By Menachem Rephun
In Darkest Hour, Gary Oldman’s Churchill Roars to Life
With his drooping jowls, ever-present cigar, and bottomless supply of witticisms, the Winston Churchill of Joe Wright’s Darkest Hour is very much the figure we have come to know from countless wartime newsreels, photographs, and history books. In his portrayal of Churchill, however, actor Gary Oldman reveals a more human dimension to this larger-than-life persona, capturing the Prime Minister’s vulnerability, intelligence, eccentricities, charisma, and shrewdness as a political and military tactician.

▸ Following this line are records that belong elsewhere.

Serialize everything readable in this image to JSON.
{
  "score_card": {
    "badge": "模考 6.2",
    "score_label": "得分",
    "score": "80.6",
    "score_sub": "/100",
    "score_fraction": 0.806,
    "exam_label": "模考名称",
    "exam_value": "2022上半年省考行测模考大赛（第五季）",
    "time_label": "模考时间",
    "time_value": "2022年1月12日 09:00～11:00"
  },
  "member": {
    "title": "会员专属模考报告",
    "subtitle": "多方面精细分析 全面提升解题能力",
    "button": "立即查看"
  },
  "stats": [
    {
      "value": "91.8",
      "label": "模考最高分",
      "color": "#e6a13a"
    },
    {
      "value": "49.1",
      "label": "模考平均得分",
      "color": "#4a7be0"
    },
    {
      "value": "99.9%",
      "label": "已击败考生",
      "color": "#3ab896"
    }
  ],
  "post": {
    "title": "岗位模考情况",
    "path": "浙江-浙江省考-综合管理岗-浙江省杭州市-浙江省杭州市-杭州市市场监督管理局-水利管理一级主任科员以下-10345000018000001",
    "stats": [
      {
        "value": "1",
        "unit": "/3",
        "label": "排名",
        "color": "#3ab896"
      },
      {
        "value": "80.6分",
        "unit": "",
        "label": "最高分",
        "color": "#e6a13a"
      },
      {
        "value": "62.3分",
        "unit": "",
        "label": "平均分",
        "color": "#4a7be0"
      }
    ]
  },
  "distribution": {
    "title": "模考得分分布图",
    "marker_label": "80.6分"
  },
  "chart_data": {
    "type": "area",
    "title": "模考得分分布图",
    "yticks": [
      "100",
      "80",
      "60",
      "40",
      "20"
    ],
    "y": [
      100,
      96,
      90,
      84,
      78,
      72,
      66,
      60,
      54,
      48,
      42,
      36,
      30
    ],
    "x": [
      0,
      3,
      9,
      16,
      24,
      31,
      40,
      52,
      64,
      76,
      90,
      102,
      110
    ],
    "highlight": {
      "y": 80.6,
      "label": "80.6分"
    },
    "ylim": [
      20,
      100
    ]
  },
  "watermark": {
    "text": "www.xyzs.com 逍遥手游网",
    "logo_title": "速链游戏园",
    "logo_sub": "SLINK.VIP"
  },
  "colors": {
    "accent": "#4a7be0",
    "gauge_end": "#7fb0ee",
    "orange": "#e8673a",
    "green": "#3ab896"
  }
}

It is no small feat for an actor as recognizable as Oldman to vanish so thoroughly into a role (admittedly with the help of cosmetics). It is even more challenging given the number of actors who have already taken turns portraying Churchill (including Brian Cox in Churchill just this year). In Darkest Hour, however, Oldman gives his competitors a run for their money with what is less a performance than a cinematic resurrection, capturing Churchill’s voice, mannerisms, and character with an eerie, pinpoint accuracy. It is a depiction that captures both Churchill’s humanity and his greatness, making a convincing case that the two are inextricably related.
Oldman’s Churchill is one forced to undergo a baptism by fire, confronting both the Nazi peril, and the skepticism of many regarding his own capabilities. As the film establishes from the get-go, Churchill was far from the first choice for Prime Minister following the resignation of his predecessor, Neville Chamberlain. At the outset, we see Churchill appointed with grumblings only after all other options have been exhausted. While others can debate the historical accuracy of this and other segments of the film, it certainly works from a dramatic standpoint, turning Churchill into a sympathetic underdog triumphing in the face of adversity that would crush all but the strongest of us.
It is hard to imagine any subject with a more epic scale than the Second World War. Yet Darkest Hour functions as a fairly modest character study, capturing the embattled leader’s struggle against the policy of appeasement advocated by Chamberlain and Edward Wood, Earl of Halifax and British Foreign Secretary. Following Churchill’s appointment as Prime Minister, Halifax and Chamberlain hatch a conspiracy to expose him as a war hawk hell bent on destroying any chance of peaceful negotiation with Germany. This possibility, Churchill understands, is non-existent, and a fantasy he rightly views as dangerous.
“When will the lesson be learned!” Churchill thunders at Halifax during a stormy War Cabinet meeting. “You cannot reason with a tiger when your head is in its mouth!” Even U.S. President Franklin Roosevelt seems slow in appreciating this message, as he rejects Churchill’s plea for additional planes to help Britain stave off the looming Nazi invasion.
While the restricted narrative focus of Darkest Hour may sacrifice some of the excitement of its subject matter, it does generate a claustrophobic atmosphere that allows us greater empathy with Churchill as we follow him through subway tunnels and corridors and smoke-filled meeting rooms, brooding over his next decision. The ominous atmosphere does not spare his friends and loved ones, including his wife, Clementine (Kristin Scott Thomas). Though Thomas poignantly captures Clementine Churchill’s superhuman patience and affection for her at times overbearing husband, she and other characters cannot help being eclipsed by the complex, towering personality at the heart of the story.
Darkest Hour is not without its flaws in other respects as well. Given its risk-taking, larger-than-life protagonist, it is unfortunate that Wright’s script and direction could not follow his example. With the exception of Churchill himself, the dialogue of those around him is often jarringly stilted, sounding less like natural speech than one being delivered, or the words of a historian placed into the character’s mouths. Wright’s impersonal, workman-like direction suffers from its fear of going out on a limb, unable to shake off the dry stuffiness of most historical dramas.
Despite these shortcomings, however, the film succeeds thanks to its sincerity, and the power of its central performance. It may be the Darkest Hour, but that hour belongs squarely to Churchill and Gary Oldman, the actor his ghost decided to possess. Given the masterclass of acting on display here, there are certainly far worse things one could ask for.